■ Data extracted from a collection ■
=== Begin Enclosure ===
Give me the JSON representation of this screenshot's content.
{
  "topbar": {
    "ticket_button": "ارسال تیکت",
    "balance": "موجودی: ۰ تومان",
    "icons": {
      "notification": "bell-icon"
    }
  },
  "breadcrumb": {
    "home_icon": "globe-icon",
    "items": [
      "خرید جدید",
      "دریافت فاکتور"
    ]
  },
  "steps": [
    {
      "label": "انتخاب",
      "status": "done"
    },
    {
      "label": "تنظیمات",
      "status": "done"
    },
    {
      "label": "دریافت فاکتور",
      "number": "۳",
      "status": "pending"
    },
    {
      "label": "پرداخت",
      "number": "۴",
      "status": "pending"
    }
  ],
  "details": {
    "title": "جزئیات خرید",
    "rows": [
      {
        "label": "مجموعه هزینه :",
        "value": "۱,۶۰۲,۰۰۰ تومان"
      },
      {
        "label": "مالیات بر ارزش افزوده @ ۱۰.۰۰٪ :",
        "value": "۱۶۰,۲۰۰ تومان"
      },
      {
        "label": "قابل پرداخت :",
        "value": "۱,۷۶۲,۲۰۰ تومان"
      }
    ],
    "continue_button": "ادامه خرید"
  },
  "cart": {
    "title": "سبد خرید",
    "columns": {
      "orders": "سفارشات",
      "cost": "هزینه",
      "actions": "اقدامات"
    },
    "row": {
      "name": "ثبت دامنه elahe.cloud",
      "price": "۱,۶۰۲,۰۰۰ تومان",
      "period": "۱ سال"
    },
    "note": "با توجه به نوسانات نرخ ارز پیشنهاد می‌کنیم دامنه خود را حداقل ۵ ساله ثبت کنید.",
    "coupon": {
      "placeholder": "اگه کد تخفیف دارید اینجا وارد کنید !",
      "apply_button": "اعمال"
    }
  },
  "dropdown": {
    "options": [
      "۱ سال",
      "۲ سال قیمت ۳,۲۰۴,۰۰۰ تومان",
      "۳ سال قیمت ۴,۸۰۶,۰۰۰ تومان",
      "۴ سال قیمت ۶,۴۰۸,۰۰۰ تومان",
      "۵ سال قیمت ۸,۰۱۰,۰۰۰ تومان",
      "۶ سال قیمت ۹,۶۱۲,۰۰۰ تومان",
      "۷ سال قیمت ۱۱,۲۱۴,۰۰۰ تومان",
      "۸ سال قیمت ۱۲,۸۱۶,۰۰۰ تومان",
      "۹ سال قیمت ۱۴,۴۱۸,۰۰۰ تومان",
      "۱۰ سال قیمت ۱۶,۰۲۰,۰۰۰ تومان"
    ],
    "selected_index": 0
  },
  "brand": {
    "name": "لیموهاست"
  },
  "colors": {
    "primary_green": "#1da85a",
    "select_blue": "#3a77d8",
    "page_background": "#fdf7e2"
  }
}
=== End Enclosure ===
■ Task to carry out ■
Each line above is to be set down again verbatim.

■ Your response ■
Give me the JSON representation of this screenshot's content.
{
  "topbar": {
    "ticket_button": "ارسال تیکت",
    "balance": "موجودی: ۰ تومان",
    "icons": {
      "notification": "bell-icon"
    }
  },
  "breadcrumb": {
    "home_icon": "globe-icon",
    "items": [
      "خرید جدید",
      "دریافت فاکتور"
    ]
  },
  "steps": [
    {
      "label": "انتخاب",
      "status": "done"
    },
    {
      "label": "تنظیمات",
      "status": "done"
    },
    {
      "label": "دریافت فاکتور",
      "number": "۳",
      "status": "pending"
    },
    {
      "label": "پرداخت",
      "number": "۴",
      "status": "pending"
    }
  ],
  "details": {
    "title": "جزئیات خرید",
    "rows": [
      {
        "label": "مجموعه هزینه :",
        "value": "۱,۶۰۲,۰۰۰ تومان"
      },
      {
        "label": "مالیات بر ارزش افزوده @ ۱۰.۰۰٪ :",
        "value": "۱۶۰,۲۰۰ تومان"
      },
      {
        "label": "قابل پرداخت :",
        "value": "۱,۷۶۲,۲۰۰ تومان"
      }
    ],
    "continue_button": "ادامه خرید"
  },
  "cart": {
    "title": "سبد خرید",
    "columns": {
      "orders": "سفارشات",
      "cost": "هزینه",
      "actions": "اقدامات"
    },
    "row": {
      "name": "ثبت دامنه elahe.cloud",
      "price": "۱,۶۰۲,۰۰۰ تومان",
      "period": "۱ سال"
    },
    "note": "با توجه به نوسانات نرخ ارز پیشنهاد می‌کنیم دامنه خود را حداقل ۵ ساله ثبت کنید.",
    "coupon": {
      "placeholder": "اگه کد تخفیف دارید اینجا وارد کنید !",
      "apply_button": "اعمال"
    }
  },
  "dropdown": {
    "options": [
      "۱ سال",
      "۲ سال قیمت ۳,۲۰۴,۰۰۰ تومان",
      "۳ سال قیمت ۴,۸۰۶,۰۰۰ تومان",
      "۴ سال قیمت ۶,۴۰۸,۰۰۰ تومان",
      "۵ سال قیمت ۸,۰۱۰,۰۰۰ تومان",
      "۶ سال قیمت ۹,۶۱۲,۰۰۰ تومان",
      "۷ سال قیمت ۱۱,۲۱۴,۰۰۰ تومان",
      "۸ سال قیمت ۱۲,۸۱۶,۰۰۰ تومان",
      "۹ سال قیمت ۱۴,۴۱۸,۰۰۰ تومان",
      "۱۰ سال قیمت ۱۶,۰۲۰,۰۰۰ تومان"
    ],
    "selected_index": 0
  },
  "brand": {
    "name": "لیموهاست"
  },
  "colors": {
    "primary_green": "#1da85a",
    "select_blue": "#3a77d8",
    "page_background": "#fdf7e2"
  }
}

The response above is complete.